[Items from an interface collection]
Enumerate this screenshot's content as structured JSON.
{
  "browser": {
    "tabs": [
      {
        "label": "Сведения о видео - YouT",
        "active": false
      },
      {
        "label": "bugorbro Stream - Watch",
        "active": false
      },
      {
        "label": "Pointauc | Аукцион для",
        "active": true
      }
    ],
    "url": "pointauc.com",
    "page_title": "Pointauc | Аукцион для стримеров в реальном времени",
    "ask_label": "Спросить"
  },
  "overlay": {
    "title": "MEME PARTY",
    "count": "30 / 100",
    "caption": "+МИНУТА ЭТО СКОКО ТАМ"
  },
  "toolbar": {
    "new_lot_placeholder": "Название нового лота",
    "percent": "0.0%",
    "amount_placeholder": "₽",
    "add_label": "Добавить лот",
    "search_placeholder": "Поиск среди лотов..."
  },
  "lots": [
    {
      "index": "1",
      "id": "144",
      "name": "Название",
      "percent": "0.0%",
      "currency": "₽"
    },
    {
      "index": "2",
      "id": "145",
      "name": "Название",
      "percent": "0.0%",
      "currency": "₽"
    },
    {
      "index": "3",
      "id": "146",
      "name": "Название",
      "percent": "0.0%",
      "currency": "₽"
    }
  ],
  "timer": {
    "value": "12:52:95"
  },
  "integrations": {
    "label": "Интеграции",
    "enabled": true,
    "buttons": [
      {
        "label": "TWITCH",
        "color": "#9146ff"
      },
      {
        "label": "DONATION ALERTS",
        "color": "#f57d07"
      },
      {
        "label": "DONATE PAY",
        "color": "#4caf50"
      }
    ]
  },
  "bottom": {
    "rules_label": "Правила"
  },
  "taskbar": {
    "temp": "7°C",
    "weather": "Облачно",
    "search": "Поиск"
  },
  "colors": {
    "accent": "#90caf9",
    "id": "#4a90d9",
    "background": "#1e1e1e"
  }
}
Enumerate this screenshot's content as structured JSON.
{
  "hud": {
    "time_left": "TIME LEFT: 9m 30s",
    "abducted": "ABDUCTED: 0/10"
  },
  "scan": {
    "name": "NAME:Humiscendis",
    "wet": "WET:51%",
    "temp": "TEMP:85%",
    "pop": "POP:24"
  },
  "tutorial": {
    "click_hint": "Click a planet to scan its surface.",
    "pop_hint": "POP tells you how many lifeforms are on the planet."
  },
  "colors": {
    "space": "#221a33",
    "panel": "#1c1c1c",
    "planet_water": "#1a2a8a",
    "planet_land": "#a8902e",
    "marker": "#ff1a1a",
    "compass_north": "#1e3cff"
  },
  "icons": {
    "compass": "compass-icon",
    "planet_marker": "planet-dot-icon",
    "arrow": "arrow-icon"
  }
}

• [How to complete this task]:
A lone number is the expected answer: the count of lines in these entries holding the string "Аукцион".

• [Expected output]:
2